REQUIREMENT:
From the entries that follow, copy every line with the word "this".

DATA FOR REVIEW:
• • • • • • •

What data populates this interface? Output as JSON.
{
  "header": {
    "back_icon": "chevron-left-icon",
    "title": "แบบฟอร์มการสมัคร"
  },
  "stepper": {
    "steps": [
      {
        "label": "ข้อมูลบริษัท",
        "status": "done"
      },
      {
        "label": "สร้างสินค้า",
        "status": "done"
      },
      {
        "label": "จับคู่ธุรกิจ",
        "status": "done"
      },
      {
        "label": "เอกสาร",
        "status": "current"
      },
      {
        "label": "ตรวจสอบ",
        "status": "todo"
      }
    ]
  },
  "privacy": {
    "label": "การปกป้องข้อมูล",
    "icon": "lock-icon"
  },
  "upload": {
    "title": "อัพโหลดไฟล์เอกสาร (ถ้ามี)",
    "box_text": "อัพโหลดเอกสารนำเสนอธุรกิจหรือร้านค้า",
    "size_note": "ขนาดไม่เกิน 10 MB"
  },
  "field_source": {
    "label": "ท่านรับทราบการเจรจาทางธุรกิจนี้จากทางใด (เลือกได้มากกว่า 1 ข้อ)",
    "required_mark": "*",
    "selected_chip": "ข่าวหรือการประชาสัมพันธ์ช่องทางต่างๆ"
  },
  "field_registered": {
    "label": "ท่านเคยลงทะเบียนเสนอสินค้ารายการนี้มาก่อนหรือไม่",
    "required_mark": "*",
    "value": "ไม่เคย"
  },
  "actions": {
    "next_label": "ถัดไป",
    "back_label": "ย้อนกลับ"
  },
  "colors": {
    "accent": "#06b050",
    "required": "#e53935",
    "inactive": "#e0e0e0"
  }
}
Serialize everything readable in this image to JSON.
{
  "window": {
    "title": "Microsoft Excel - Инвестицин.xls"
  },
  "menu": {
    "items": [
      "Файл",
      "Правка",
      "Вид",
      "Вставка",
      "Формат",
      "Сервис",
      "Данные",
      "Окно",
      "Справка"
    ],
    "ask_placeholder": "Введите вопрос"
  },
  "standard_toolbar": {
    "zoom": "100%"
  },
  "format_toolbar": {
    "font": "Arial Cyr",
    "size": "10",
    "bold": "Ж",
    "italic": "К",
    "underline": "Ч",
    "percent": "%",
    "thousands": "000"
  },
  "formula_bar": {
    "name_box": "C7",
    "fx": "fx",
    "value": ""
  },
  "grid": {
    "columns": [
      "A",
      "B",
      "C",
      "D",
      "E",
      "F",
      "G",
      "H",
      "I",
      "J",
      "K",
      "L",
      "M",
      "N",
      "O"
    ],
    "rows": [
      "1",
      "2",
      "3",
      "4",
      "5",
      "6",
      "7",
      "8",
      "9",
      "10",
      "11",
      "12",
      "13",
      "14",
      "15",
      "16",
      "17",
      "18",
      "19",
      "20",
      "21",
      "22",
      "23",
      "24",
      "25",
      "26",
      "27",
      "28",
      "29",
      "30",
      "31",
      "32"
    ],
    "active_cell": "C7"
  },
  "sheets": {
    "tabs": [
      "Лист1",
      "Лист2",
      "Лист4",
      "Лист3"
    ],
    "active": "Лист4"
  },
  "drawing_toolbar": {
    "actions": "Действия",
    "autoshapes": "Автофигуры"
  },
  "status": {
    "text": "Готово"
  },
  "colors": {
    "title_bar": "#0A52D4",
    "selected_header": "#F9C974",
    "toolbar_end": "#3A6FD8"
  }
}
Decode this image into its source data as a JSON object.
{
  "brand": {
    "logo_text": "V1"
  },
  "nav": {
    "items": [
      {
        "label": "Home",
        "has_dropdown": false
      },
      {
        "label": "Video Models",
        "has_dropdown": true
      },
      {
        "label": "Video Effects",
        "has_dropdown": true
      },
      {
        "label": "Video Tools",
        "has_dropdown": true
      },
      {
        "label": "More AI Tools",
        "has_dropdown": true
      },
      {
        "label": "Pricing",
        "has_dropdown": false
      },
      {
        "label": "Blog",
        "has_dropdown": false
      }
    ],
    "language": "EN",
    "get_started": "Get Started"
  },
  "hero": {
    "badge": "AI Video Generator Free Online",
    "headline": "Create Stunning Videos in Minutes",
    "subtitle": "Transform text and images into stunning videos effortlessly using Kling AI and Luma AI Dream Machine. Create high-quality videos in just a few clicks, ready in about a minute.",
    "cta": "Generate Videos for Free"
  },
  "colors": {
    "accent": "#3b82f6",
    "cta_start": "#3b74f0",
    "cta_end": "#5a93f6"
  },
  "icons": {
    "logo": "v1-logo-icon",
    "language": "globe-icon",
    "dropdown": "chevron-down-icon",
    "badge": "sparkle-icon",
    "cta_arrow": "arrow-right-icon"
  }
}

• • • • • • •

EXERCISE OUTPUT:
What data populates this interface? Output as JSON.
Serialize everything readable in this image to JSON.
Decode this image into its source data as a JSON object.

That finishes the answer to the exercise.